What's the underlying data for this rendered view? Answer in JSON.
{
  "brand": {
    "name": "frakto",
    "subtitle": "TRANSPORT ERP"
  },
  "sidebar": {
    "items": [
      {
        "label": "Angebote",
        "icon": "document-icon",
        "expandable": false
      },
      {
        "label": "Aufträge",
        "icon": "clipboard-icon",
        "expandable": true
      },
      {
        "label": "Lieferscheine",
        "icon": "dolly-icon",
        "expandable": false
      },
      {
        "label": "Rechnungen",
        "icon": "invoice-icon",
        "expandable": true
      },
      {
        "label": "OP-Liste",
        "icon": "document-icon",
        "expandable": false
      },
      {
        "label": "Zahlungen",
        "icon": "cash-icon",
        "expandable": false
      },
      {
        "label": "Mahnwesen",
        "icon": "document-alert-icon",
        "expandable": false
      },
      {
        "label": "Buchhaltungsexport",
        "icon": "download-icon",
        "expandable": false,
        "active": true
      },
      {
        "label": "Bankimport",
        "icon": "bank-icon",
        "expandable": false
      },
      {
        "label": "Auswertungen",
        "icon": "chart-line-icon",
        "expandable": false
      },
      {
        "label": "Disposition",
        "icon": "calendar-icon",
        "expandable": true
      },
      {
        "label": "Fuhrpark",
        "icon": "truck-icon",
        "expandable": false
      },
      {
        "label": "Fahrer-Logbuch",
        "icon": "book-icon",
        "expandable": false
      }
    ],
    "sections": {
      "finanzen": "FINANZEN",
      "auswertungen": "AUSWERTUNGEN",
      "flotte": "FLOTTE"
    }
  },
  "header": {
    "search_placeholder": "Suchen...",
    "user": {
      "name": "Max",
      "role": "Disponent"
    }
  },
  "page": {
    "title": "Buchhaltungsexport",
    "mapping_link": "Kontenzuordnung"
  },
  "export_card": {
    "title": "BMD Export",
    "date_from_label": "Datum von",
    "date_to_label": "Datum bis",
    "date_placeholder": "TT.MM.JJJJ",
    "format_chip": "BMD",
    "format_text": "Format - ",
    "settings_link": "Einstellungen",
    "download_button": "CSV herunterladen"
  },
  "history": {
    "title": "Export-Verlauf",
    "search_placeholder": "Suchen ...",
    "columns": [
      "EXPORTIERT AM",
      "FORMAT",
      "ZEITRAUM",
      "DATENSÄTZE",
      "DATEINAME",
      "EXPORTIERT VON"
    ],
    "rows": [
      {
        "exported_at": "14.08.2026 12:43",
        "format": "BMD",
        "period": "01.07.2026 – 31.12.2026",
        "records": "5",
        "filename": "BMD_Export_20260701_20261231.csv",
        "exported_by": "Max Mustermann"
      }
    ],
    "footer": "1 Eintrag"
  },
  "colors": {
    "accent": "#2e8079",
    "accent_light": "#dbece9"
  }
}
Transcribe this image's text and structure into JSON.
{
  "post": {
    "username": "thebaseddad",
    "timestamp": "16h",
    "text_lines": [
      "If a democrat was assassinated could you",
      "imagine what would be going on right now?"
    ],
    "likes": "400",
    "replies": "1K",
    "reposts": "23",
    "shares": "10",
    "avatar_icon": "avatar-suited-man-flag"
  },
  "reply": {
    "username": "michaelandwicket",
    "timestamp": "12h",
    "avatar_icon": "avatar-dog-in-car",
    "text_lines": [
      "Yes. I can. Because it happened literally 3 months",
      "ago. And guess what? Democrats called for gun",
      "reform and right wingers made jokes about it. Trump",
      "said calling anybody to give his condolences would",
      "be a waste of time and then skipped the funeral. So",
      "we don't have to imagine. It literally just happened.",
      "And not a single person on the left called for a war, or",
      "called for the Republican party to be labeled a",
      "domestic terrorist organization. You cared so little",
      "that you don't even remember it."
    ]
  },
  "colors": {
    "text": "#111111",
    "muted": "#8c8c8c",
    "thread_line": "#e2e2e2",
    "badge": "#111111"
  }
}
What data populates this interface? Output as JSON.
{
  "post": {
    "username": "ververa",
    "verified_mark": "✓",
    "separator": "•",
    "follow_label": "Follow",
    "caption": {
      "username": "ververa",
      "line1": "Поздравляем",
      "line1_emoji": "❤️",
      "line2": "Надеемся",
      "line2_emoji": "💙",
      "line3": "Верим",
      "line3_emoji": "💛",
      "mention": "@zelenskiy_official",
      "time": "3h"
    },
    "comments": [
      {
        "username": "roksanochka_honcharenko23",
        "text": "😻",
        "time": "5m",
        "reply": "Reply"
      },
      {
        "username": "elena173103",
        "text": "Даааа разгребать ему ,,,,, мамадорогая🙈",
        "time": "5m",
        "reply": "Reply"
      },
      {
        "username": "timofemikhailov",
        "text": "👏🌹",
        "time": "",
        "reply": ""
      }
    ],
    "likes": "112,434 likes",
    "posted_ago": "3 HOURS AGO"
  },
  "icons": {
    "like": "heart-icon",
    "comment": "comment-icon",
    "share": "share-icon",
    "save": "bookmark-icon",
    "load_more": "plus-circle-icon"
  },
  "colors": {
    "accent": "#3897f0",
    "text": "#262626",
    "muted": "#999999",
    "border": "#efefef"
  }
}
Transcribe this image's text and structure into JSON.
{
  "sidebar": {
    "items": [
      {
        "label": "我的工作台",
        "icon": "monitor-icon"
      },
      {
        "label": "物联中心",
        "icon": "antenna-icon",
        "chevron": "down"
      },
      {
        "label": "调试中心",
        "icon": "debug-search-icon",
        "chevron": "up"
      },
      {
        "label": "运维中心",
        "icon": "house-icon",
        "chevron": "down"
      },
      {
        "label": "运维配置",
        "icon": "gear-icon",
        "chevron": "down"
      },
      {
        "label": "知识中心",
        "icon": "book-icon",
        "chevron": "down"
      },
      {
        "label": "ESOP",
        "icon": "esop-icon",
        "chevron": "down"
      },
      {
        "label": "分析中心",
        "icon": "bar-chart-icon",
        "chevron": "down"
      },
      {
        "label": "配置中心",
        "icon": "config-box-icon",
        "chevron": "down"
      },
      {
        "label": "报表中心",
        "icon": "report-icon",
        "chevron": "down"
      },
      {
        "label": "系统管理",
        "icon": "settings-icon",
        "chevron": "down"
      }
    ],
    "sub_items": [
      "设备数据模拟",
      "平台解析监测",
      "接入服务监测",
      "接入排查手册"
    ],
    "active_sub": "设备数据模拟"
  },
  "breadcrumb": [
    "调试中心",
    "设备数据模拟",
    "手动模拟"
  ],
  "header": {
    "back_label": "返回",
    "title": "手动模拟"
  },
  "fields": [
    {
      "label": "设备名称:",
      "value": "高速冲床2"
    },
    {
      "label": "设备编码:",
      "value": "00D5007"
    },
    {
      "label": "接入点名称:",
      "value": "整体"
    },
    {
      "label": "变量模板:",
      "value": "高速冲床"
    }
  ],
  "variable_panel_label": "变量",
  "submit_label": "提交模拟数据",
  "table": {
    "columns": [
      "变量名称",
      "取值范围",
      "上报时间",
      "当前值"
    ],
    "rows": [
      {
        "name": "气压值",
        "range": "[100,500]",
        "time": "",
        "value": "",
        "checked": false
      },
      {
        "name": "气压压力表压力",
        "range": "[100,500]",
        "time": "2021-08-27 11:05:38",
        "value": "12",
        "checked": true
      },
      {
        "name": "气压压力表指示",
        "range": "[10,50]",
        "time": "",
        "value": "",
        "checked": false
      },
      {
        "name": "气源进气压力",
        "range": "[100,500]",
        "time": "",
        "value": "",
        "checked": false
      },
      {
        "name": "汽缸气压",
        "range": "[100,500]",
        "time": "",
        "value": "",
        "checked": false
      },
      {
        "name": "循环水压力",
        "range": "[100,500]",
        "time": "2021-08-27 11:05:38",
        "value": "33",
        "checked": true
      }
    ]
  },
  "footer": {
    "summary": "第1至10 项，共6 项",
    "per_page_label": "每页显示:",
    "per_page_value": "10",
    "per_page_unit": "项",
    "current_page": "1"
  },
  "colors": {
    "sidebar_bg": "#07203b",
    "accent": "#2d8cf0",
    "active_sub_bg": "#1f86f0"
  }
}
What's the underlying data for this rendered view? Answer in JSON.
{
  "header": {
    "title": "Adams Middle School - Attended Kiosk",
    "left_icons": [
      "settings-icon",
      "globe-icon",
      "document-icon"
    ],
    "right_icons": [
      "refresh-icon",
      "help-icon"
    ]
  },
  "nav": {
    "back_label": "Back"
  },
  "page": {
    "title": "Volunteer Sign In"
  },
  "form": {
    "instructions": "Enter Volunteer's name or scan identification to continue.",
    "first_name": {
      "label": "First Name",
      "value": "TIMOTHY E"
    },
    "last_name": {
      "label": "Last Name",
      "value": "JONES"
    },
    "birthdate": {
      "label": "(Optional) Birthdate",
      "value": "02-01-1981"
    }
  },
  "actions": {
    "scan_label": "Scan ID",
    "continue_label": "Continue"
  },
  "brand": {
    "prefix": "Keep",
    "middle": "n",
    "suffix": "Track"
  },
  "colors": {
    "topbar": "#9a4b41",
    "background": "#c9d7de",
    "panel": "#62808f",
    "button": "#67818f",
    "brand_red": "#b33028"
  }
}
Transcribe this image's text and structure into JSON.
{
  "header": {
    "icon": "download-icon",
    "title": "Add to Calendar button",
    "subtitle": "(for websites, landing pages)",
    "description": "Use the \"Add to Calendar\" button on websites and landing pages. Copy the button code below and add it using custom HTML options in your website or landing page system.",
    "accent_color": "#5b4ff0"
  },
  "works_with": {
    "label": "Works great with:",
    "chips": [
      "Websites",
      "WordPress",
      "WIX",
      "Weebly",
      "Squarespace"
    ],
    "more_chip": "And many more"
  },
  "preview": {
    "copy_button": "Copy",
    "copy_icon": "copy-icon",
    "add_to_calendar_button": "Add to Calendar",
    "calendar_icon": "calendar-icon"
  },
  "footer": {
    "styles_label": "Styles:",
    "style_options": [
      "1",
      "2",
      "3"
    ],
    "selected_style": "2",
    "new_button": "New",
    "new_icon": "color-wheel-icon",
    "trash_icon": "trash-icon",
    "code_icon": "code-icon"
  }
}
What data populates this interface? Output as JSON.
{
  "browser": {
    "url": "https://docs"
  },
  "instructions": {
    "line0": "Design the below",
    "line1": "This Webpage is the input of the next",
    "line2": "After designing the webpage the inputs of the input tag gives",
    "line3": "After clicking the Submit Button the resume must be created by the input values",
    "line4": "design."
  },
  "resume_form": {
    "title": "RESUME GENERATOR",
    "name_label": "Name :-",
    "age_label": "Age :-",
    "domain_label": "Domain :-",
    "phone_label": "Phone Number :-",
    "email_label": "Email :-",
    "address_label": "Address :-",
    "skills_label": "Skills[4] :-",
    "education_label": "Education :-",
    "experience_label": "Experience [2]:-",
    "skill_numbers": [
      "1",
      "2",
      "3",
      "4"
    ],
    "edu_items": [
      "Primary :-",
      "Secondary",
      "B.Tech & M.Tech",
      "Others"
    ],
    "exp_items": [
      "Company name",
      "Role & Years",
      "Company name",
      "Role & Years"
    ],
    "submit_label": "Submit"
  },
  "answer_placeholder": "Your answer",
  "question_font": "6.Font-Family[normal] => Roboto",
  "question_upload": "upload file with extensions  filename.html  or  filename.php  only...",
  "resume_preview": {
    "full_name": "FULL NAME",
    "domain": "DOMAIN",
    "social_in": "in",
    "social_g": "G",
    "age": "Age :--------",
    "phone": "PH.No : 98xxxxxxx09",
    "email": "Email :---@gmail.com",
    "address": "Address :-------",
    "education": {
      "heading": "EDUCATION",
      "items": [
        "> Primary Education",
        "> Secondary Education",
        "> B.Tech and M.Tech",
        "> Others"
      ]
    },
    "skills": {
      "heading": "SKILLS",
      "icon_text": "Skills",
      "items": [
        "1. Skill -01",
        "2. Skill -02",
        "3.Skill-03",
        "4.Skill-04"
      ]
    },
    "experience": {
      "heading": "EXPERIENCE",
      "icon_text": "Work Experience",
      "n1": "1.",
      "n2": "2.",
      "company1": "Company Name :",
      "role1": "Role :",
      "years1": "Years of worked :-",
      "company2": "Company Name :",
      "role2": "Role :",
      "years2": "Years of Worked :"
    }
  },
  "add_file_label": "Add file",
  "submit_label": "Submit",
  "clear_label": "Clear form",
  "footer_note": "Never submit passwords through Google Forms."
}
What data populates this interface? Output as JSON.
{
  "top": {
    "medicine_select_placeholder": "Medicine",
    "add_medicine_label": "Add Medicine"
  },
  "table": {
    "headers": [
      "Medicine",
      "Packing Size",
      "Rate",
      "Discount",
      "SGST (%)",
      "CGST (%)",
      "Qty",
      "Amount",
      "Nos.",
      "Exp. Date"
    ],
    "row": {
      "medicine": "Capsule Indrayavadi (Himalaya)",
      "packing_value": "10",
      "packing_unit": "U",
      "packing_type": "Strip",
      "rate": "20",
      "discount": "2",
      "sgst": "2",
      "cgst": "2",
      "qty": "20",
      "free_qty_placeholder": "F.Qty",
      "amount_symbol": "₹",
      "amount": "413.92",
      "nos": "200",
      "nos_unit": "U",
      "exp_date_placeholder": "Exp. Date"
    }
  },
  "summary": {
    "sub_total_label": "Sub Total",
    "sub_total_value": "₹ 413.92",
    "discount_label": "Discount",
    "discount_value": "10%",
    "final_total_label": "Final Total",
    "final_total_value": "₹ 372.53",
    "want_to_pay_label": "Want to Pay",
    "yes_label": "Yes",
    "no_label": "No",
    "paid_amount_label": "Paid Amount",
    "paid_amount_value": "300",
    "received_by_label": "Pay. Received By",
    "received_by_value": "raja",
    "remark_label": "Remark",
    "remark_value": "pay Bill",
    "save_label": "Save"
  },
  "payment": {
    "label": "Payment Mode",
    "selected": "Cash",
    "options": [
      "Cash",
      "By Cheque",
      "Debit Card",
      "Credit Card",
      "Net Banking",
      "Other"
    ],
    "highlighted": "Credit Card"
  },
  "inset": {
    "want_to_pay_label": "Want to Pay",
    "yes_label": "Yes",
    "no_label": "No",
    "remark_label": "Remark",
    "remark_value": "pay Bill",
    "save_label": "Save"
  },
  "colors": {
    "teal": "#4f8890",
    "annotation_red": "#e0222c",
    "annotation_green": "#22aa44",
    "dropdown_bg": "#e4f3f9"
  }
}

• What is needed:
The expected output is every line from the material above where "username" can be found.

• Answer for the task:
    "username": "thebaseddad",
    "username": "michaelandwicket",
    "username": "ververa",
      "username": "ververa",
        "username": "roksanochka_honcharenko23",
        "username": "elena173103",
        "username": "timofemikhailov",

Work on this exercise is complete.